Let’s face it, we all suffer from low self esteem from time to time. It is important for students to understand the difference between when they are experiencing positive self esteem and when they are sinking into low self esteem behaviour or attitudes.


  • Start by creating a t-chart with positive self image on one side and negative on the other.

  • Brainstorm behaviours or characteristics of each.

  • Next discuss things that they do when they are feeling low that help them to feel better. Have students brainstorm their own list of healthy ways to promote positive self image. (Self-Care Bingo is a good spin off activity)

Some possible journal entries:

  • Where do your positive and negative beliefs about self come from? 

  • How accurate are they? 

  • Do you replay more positive or negative messages about yourself in your head?

  • What are  things you do to build your self esteem? 

  • Have you ever had a positive influence on someone else’s self esteem? Explain how.

Automatic Thoughts:

Our thoughts control how we feel  about ourselves and the world around us. Positive thoughts lead us to feeling good and negative thoughts lead us down dark paths that can result in self sabotage, upset, worry and anxiety.

Sometimes our thoughts happen so fast that we don’t even notice we have them.
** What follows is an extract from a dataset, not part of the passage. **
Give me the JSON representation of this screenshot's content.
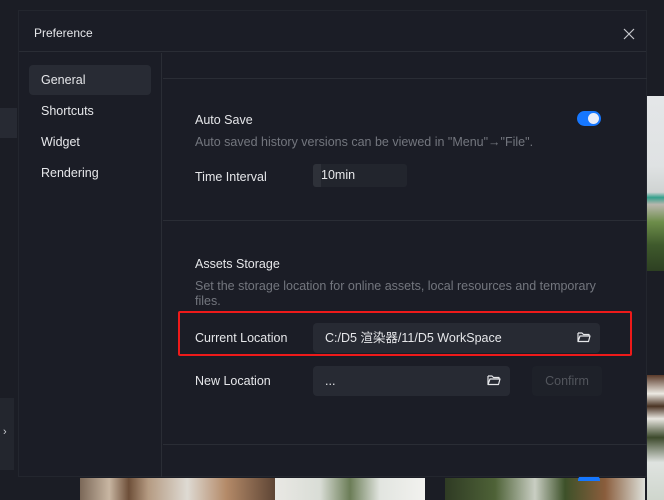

Some of our thinking stems from patterns created over a lifetime of experiences and input. Oftentimes sadly, our automatic thoughts are negative and can even be irrational. Identifying these negative automatic thoughts and replacing them with new rational thoughts can improve our mood and well-being.


Ex., A trigger may be getting a low mark o a Math test.

Automatic thought: “I am so stupid. I am not good at Math and never will be.”

New thought: “I tried my best. It’s only one grade. I will practice more next time.”

Strategies to help defeat Automatic Negative Thoughts:

  • Watch the “Automatic Thoughts” video

  • Brainstorm with students  different examples for some of the  categories of negative automatic thoughts that occur (i.e., catastrophizing, overgeneralizing, assuming or mindreading, fairy tale fantasizing…)

  • Learn the “Triple R Strategy” (Record, Rationalize, and Replace):
    • Record upsetting events
    • Rationalize by addressing each irrational thought

    • Replace with a rational thought

  • Practice the Triple R Strategy in your journal with a negative automatic thought that you have or have had.

Are you plagued by negative thinking? Video about automatic thoughts-those destructive worries that creep into your mind and escalate without reason.

How to defeat negative thinking.